The answer must consist of each line of the records below that contains the string "label".

- Web page and app entries
★ ★ ★ ★ ★

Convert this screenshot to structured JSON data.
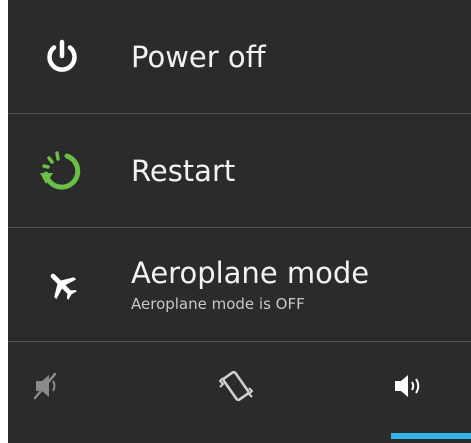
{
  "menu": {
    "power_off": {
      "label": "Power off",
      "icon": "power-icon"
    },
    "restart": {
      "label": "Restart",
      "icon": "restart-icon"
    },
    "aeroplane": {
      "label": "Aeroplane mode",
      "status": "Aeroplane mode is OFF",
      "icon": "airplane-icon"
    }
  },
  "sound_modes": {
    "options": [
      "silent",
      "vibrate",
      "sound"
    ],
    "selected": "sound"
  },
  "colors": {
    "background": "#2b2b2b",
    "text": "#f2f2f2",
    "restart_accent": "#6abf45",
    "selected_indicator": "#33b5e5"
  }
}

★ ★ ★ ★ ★

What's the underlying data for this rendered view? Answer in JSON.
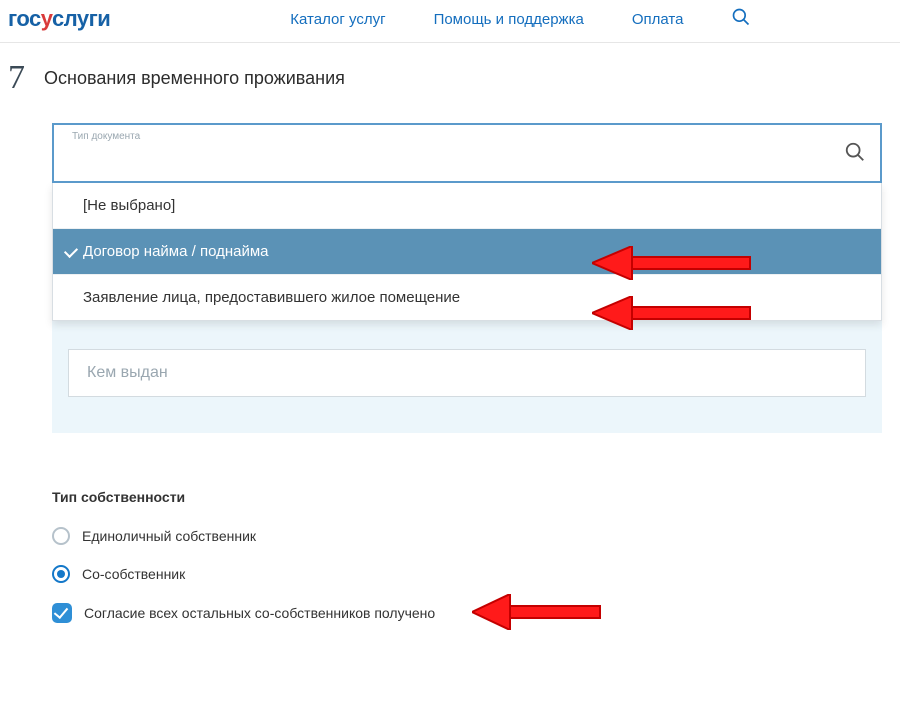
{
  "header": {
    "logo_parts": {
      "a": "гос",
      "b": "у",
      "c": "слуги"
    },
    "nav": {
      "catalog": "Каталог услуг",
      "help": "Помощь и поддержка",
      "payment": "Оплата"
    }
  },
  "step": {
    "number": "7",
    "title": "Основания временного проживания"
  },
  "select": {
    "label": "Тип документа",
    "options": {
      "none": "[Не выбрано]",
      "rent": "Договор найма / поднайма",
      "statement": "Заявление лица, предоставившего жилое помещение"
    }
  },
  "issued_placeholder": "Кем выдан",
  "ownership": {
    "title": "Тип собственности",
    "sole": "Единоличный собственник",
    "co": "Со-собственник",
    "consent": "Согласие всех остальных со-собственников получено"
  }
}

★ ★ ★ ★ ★

- Answer box
      "label": "Power off",
      "label": "Restart",
      "label": "Aeroplane mode",
    "label": "Тип документа",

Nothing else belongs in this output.